Can We Slow Climate Change Without Government Intervention?
As we look at the next four years with a Trump Presidency, we are unlikely to see Federal support for climate change progress. The International Energy Agency states that we absolutely need government to slow the worst effects of climate change. Unfortunately, for the next four years, that simply might not happen. So how can Americans move forward with climate change progress without help from the Federal government? Nonprofits, business leaders and states will need to lead the way.
Rocky Mountain Institute
Amory Lovins, cofounder and Chief Scientist of Rocky Mountain Institute (RMI), offers a compelling argument that we can transform our energy system and slow climate change without government intervention.
The RMI outlines how we can do this through advancing technology in transportation, energy efficiencies and advancements in renewables, greener buildings and industry improvements.
Transportation: “Super efficient autos, trucks, and planes, far more productively used, would need three-fourths less fuel, no oil, and less lifecycle cost,” according to RMI.
Electricity: “Dramatically increased energy efficiency could flatten or even modestly decrease total electricity use, despite a 158 percent bigger 2050 economy and electrified autos,” according to RMI.
Buildings: Buildings use a lot of energy. Through building and remodeling methods developed by organizations such as LEED (developed by the U.S. Green Building Council) and Net Zero Homes, buildings can significantly reduce energy consumption and decrease their environmental impact.
Industries Leading The Green Revolution:
These businesses and industries are leading the green revolution and changing how business as usual gets done:
Tesla – Always on top of the green companies list. They make electric cars and energy storage, just in case you hadn’t heard. Soon they will merge with Solar City, the market leader in residential solar power according to PV Magazine.
Ikea – The worlds largest furniture retailer: “We’re working towards 100% renewable energy – producing as much as we consume in our operations – and sourcing all of our wood from more sustainable sources by 2020,” according to the Ikea website.
Unilever – Their mainstream products such as Axe, Dove and Lipton are not usually synonymous with green living, but they are a global company with sustainability plan.

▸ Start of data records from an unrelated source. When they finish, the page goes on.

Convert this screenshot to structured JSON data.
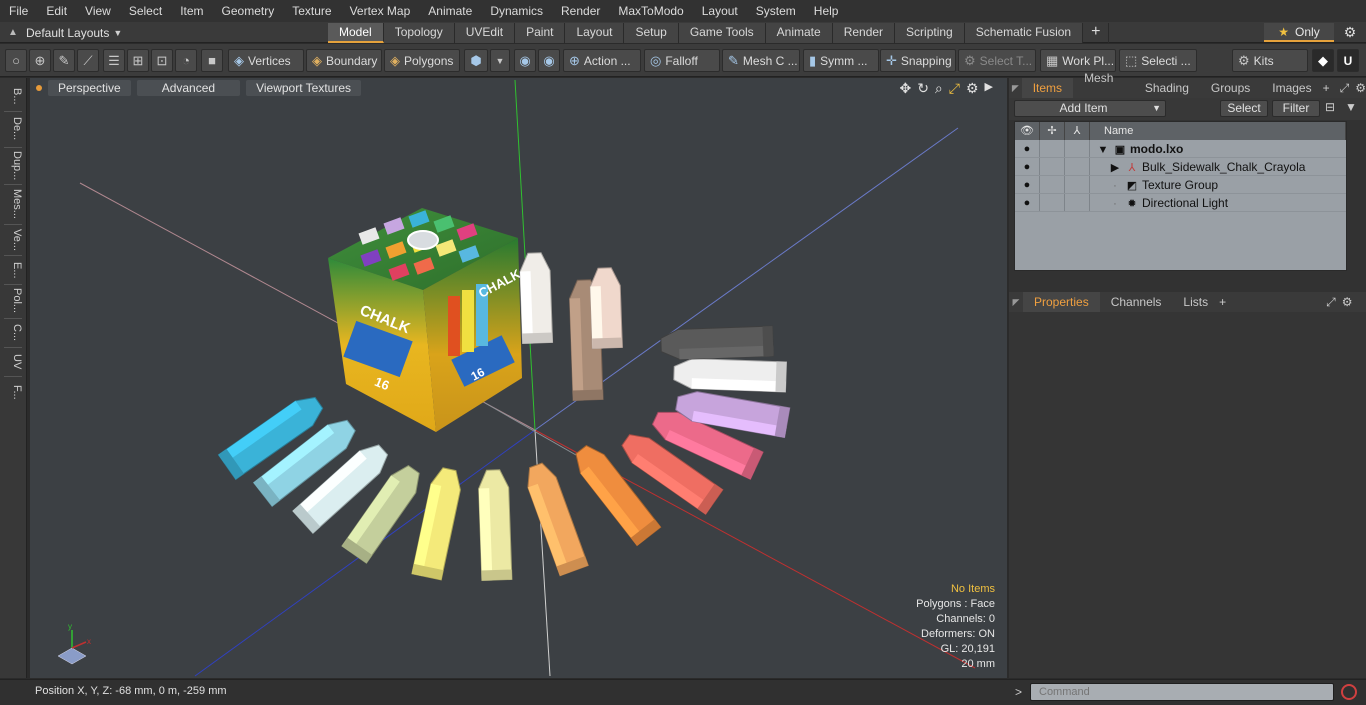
{
  "menu": [
    "File",
    "Edit",
    "View",
    "Select",
    "Item",
    "Geometry",
    "Texture",
    "Vertex Map",
    "Animate",
    "Dynamics",
    "Render",
    "MaxToModo",
    "Layout",
    "System",
    "Help"
  ],
  "layout_selector": "Default Layouts",
  "tabs": [
    "Model",
    "Topology",
    "UVEdit",
    "Paint",
    "Layout",
    "Setup",
    "Game Tools",
    "Animate",
    "Render",
    "Scripting",
    "Schematic Fusion"
  ],
  "active_tab": "Model",
  "only_label": "Only",
  "toolbar": {
    "vertices": "Vertices",
    "boundary": "Boundary",
    "polygons": "Polygons",
    "action": "Action ...",
    "falloff": "Falloff",
    "mesh": "Mesh C ...",
    "symm": "Symm ...",
    "snapping": "Snapping",
    "select_t": "Select T...",
    "work_pl": "Work Pl...",
    "selecti": "Selecti ...",
    "kits": "Kits"
  },
  "left_strip": [
    "B...",
    "De...",
    "Dup...",
    "Mes...",
    "Ve...",
    "E...",
    "Pol...",
    "C...",
    "UV",
    "F..."
  ],
  "viewport": {
    "perspective": "Perspective",
    "advanced": "Advanced",
    "textures": "Viewport Textures"
  },
  "stats": {
    "items": "No Items",
    "polygons": "Polygons : Face",
    "channels": "Channels: 0",
    "deformers": "Deformers: ON",
    "gl": "GL: 20,191",
    "scale": "20 mm"
  },
  "items_panel": {
    "tabs": [
      "Items",
      "Mesh ...",
      "Shading",
      "Groups",
      "Images"
    ],
    "add_item": "Add Item",
    "select": "Select",
    "filter": "Filter",
    "name_header": "Name",
    "rows": [
      {
        "name": "modo.lxo",
        "bold": true
      },
      {
        "name": "Bulk_Sidewalk_Chalk_Crayola",
        "bold": false
      },
      {
        "name": "Texture Group",
        "bold": false
      },
      {
        "name": "Directional Light",
        "bold": false
      }
    ]
  },
  "props_tabs": [
    "Properties",
    "Channels",
    "Lists"
  ],
  "status": "Position X, Y, Z:   -68 mm, 0 m, -259 mm",
  "command_placeholder": "Command",
  "box_text": {
    "chalk": "CHALK",
    "count": "16"
  },
  "colors": {
    "accent": "#e6a23c",
    "viewport_bg": "#3c4044",
    "axis_x": "#c03030",
    "axis_y": "#30c030",
    "axis_z": "#3040c0"
  },
  "chalk_pieces": [
    {
      "name": "blue",
      "color": "#3ab3d8"
    },
    {
      "name": "light-blue",
      "color": "#8fd3e4"
    },
    {
      "name": "white-blue",
      "color": "#dbeef0"
    },
    {
      "name": "sage",
      "color": "#c4cf9c"
    },
    {
      "name": "yellow",
      "color": "#f4ea7a"
    },
    {
      "name": "pale-yellow",
      "color": "#ece9a4"
    },
    {
      "name": "light-orange",
      "color": "#f2a75e"
    },
    {
      "name": "orange",
      "color": "#ef8d3e"
    },
    {
      "name": "coral",
      "color": "#ef6e62"
    },
    {
      "name": "pink",
      "color": "#ec6a8a"
    },
    {
      "name": "lavender",
      "color": "#c7a4dc"
    },
    {
      "name": "white",
      "color": "#eeeeee"
    },
    {
      "name": "gray",
      "color": "#5a5a5a"
    },
    {
      "name": "white-upright",
      "color": "#f0ede8"
    },
    {
      "name": "brown",
      "color": "#a88b76"
    },
    {
      "name": "peach",
      "color": "#f0d8cc"
    }
  ]
}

We believe that business must be part of the solution. But to be so, business will have to change; there is not ‘business as usual anymore’. Sustainable, equitable growth is the only acceptable business model. Our vision is to grow our business, whilst reducing our environmental footprint and increasing our positive social impact.
Low Carbon USA – American companies such as HP Inc. and even Monsanto (a company often under serious scrutiny by the environmental community) have signed the Low Carbon USA pledge and open letter to the Trump administration and members of the US congress:
“Failure to build a low-carbon economy puts American prosperity at risk. But the right action now will create jobs and boost US competitiveness. We pledge to do our part, in our own operations and beyond, to realize the Paris Agreement’s commitment of a global economy that limits global temperature rise to well below 2 degrees Celsius,” states part of the Low Carbon USA letter.
Cities, States and Regions
Although the Trump administration may not be on board with a climate action plan, cities and regions throughout the world are showing their commitment to becoming carbon neutral:
Carbon Neutral Cities Alliance – Lists cities that have committed to cutting greenhouse emissions 80% by 2050.
Under 2 MOU – California, Connecticut and Washington are a few states that have signed on to “The Under2 Coalition’s shared goal of limiting greenhouse gas emissions to 2 tons per capita, or 80-95% below 1990 level by 2050,” according to Under2MOU.
Palo Alto, Ca – Cities such as Palo Alto, California, not associated with either of the above organizations, have long had sustainability plans dedicated to carbon neutrality.
Although it’s frustrating that the climate action community probably won’t have support from the Trump administration, we can’t loose hope and we certainly can’t give up. It’s just an obstacle, not a dead end. Let’s build on the ideas endorsed by the Rocky Mountain Institute and continue to support companies and communities that are committed to changing business as usual.
“Hope is being able to see that there is light despite all of the darkness.”
– Archbishop Desmond Tutu